After nearly six years, many thousands of hours of effort and tens of thousands of dollars, I have made the difficult decision to stop pursuit of my PhD degree. Since July of 2005 I have been in Capella University’s PhD in Education program specializing in Instructional Design for Online Learning. I completed the courses and had a wonderful, successful experience passing comprehensive exams in August 2010. All of my touches with Capella University have been of the highest quality and I recommend the university to anyone interested in pursuing a degree.
But after finishing my comps something happened. Several somethings happened.
After grappling with the decision in the silence of my own mind and irregularly beating heart, I made the call two weeks ago to put that chapter aside and move on to what I envision for my future. That doesn’t involve another formal degree. It does involve much learning. I can’t imagine not constantly learning. But the subject matter and format and purpose for learning need to change.
Without getting into too many details, here are some of the factors in the decision:
- After decades of requiring just a few hours of sleep a night and packing my schedule accordingly, I physically need more sleep now than I did just a year ago. I’m 54, so it’s probably high time I not keep a college student’s hours.
- After working my typical 50-hour week for work, the last thing I want when I come home is to have to spend another 2-4 hours focusing on something as intense as doctoral research and writing.
- The PhD pursuit was always for fun – never intended as a gateway to a different career. Oh, I thought I might teach a little on the side for some university afterward, but since I became a granddaddy on March 12 I haven’t wanted to spend my nonwork time doing more work for someone else beyond the 50 I already give. I have other lives to influence and memories to make.
- It is not unusual for me to have one or two significant heart atrial fibrillations per year – nothing life threatening to date, but enough to get my attention. They have usually come at the end of some ginormously busy and stressful endeavor. In the last couple of months, that frequency rose to one or two a week. That made me nervous. I didn’t want to use that as an excuse to quit my studies, but I didn’t want to die in the process either.
- As someone for whom Christian faith is important (I used to be in the ministry full-time years ago), I was bothered by the frequency with which I have said “no” to ministry opportunities in recent years because of the time commitment to the studies. And if I taught for a university after completion of the degree in 2012, I would likely continue to say “no” to such requests. But God doesn’t call us to plan on being faithful at some indefinite point in the future. He expects faithfulness now. There is work to be done. So the decision frees me to say “yes” to more avenues of service through my church.
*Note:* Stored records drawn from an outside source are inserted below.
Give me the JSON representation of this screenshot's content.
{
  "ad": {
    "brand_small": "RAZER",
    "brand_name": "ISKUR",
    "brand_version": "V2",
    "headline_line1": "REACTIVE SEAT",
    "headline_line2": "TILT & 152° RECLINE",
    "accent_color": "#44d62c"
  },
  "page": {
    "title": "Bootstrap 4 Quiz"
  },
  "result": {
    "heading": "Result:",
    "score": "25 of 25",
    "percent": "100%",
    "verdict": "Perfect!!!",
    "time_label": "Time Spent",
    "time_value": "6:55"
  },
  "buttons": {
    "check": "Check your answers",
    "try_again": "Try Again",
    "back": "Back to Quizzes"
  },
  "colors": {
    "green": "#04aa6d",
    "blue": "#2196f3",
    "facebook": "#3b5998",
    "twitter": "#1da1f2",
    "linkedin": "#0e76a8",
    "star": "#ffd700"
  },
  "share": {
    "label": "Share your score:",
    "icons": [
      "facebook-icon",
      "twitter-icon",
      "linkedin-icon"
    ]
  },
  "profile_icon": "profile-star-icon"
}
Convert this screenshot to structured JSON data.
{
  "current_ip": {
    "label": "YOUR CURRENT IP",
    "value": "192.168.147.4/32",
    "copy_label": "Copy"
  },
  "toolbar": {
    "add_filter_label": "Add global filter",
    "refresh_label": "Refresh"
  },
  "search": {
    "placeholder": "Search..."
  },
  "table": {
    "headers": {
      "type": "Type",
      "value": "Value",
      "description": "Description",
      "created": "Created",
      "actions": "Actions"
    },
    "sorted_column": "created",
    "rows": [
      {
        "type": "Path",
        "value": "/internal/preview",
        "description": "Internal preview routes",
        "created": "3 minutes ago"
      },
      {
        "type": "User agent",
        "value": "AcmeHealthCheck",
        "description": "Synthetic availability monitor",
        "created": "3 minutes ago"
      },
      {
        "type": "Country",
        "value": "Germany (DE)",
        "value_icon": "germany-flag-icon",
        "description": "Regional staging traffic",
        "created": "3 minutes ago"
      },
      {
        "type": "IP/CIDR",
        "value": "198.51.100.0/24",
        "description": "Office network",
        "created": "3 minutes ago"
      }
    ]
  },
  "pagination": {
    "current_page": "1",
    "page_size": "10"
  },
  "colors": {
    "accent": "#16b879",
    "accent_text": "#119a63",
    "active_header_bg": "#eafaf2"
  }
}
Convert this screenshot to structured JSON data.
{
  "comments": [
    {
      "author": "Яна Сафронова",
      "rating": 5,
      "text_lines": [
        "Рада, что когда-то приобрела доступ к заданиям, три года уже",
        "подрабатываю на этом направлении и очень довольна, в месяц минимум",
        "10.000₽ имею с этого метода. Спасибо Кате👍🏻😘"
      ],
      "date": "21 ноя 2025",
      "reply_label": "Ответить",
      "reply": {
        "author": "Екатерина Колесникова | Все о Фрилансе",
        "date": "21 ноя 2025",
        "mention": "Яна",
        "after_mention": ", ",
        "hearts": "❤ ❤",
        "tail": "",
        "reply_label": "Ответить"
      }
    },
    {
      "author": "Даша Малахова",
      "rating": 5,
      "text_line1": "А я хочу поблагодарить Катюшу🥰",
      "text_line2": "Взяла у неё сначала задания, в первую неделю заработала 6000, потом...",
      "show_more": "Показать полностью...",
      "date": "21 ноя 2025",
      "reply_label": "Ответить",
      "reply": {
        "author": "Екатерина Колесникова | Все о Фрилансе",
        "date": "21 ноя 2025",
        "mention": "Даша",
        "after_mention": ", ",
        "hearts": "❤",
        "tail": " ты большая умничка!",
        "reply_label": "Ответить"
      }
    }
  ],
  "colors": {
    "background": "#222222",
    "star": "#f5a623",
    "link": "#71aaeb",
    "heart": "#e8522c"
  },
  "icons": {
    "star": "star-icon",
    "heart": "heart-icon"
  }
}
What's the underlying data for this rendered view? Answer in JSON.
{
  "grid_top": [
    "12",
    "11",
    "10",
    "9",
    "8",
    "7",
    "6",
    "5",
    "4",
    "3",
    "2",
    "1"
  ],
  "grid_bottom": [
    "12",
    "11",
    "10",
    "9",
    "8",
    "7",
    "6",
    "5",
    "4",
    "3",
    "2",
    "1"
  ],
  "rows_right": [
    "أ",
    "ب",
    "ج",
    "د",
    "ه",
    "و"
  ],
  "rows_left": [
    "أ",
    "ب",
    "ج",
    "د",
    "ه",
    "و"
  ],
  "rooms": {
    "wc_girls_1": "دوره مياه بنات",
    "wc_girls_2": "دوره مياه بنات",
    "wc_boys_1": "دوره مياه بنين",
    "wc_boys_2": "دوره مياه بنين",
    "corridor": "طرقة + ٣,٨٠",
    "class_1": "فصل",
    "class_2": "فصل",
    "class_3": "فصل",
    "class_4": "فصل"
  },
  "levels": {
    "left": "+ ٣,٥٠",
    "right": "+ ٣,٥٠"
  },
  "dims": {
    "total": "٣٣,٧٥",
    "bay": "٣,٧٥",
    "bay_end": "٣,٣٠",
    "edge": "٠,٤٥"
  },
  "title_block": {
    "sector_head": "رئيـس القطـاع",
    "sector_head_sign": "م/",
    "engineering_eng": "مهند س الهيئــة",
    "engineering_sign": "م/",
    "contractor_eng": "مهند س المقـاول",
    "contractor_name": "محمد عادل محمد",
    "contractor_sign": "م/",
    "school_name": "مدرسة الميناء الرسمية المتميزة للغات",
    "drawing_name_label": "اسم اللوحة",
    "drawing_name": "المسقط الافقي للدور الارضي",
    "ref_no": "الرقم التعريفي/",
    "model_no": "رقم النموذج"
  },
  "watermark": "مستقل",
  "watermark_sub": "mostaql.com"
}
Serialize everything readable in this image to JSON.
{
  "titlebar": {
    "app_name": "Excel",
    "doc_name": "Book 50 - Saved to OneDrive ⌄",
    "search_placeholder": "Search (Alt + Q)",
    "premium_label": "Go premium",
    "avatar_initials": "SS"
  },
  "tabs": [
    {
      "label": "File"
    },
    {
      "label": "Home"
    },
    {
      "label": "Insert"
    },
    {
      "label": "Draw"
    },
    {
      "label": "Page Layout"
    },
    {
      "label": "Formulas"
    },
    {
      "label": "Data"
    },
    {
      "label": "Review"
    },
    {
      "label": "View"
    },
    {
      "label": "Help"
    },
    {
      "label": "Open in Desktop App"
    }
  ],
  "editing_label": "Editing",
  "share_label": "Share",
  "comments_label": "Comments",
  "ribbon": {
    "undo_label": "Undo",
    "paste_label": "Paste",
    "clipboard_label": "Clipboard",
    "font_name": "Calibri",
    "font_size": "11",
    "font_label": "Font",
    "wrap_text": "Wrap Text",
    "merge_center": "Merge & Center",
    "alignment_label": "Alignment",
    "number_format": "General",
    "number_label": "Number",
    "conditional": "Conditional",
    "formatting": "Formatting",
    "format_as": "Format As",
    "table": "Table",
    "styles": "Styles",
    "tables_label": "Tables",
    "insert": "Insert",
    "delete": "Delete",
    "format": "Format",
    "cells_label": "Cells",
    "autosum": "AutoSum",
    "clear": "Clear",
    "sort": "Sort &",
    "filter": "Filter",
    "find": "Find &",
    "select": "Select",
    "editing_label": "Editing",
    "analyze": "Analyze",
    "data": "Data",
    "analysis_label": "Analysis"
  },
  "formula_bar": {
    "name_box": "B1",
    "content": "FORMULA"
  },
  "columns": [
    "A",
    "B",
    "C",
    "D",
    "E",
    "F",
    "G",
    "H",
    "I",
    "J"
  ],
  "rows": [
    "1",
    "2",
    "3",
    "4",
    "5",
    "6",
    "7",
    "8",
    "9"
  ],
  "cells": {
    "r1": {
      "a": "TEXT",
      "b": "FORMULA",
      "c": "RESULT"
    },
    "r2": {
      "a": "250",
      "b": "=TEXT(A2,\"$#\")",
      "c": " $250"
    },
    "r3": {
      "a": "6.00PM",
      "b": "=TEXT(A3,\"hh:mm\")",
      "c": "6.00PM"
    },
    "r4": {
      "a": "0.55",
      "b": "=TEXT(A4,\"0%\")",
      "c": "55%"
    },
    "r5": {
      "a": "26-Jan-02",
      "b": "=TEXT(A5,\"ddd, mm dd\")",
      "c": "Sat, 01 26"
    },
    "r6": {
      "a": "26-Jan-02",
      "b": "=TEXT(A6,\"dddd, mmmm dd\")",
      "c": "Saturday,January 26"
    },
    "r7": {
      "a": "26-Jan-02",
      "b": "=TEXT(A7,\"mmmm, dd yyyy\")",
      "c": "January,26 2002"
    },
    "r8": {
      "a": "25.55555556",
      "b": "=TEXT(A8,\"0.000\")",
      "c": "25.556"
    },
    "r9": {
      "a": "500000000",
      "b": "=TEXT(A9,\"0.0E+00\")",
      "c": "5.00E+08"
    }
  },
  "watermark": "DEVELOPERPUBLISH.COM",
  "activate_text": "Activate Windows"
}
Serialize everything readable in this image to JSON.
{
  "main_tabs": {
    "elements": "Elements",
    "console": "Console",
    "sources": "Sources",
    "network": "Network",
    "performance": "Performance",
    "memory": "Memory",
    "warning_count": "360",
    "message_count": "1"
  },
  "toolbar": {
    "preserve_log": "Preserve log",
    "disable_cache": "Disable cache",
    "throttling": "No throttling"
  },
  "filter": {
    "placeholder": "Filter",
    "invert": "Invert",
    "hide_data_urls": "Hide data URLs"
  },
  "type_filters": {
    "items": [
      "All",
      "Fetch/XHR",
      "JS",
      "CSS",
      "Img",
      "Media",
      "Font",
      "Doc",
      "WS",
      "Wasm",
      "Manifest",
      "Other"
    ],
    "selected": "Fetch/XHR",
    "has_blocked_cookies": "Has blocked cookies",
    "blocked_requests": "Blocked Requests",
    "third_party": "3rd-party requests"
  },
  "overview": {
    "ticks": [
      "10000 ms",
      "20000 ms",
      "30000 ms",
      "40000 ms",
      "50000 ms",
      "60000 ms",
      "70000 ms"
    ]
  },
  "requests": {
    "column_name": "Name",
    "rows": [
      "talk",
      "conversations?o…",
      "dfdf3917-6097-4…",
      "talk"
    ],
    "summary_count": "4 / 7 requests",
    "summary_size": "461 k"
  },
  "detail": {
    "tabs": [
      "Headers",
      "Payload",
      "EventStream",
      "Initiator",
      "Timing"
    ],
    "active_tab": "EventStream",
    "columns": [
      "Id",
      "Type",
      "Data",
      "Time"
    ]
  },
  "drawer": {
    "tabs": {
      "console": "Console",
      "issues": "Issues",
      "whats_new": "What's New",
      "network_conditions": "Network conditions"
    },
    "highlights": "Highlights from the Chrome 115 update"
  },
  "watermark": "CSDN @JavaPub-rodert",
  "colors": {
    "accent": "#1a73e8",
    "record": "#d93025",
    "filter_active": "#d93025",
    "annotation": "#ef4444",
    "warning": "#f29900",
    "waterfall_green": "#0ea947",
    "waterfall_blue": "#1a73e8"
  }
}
- In spite of the generous tuition reimbursement offered by my employer, I still racked up tens of thousands in personal debt in student loans over the past six years. That was dumb. Continuing to dig a hole deeper would be dumber. I should have pursued the degree on a pay-as-you-go basis or not at all. I should know better.
So after mulling over all of the above, I feel like a giant weight is off my shoulders having made the decision to go a different direction.
I will still be a lifelong learner. I have a passion for online community management and for the use of social media in learning. I spend many hours a week reading on my own time and following various respected leaders in those subjects on Twitter and elsewhere. What I am learning from these leaders daily benefits me now in what I do and in what I hope to be doing full-time in the near future, which is being the best online community manager I can be.
The experience of thinking through the process I’ve gone through in recent weeks raises some questions and some insights I’d like to share. There is nothing profound here, but sometimes we need to be reminded of simple truths.
- It’s OK to change one’s direction. In fact, if you feel you’re headed down the wrong path and don’t change direction in order to keep intact some prior decision, what sense does that make?
- As we grow and change and make new choices and have new choices thrust upon us, what is best from a formal learning or career path perspective may also change.
- Most of what we learn for our work is learned informally. I believe in the Princeton 70-20-10 model which states that we learn 70% of what we need for our jobs on the job; we learn 20% through mentors and key relationships at work; and we learn the remaining 10% in those sporadic, brief formal learning experiences. I’ve spent enough time in the 10% sliver. It’s time to focus on the other 90% where the real meat is found.
- In comparing my personal journey to your organization’s, are there previous decisions and long-term directions that have outlived their usefulness and need to be set aside to head in a new, updated and more appropriate direction?
- Are we following through with previous decisions just because we feel we must while silently struggling with the wisdom and relevance of doing so? Do we have the courage to even discuss the need for a change, much less the courage to make the disruptive (but potentially invigorating) decision to change?
- Are we able to swallow a little pride if need be regarding a change of direction? Tons of people knew I was pursuing my doctorate. I had two people at work today randomly ask me how the PhD is coming along. Pride is not a good reason to continue down a wrong path.
Before making the tough decision to quit the PhD program I had long talks with a few trusted friends and advisors. As good advisors, they wouldn’t tell me what to do, of course. They listened, asked questions and challenged me to ponder the pros and cons of each path. Having several trusted friends and colleagues to run things by is important. But, ultimately, I had to do what I believed to be right.
So now instead of writing chapters of a dissertation, I begin writing the next five chapters of my life: work, grandparenting, learning, and expanded ministry. I like where this direction is headed.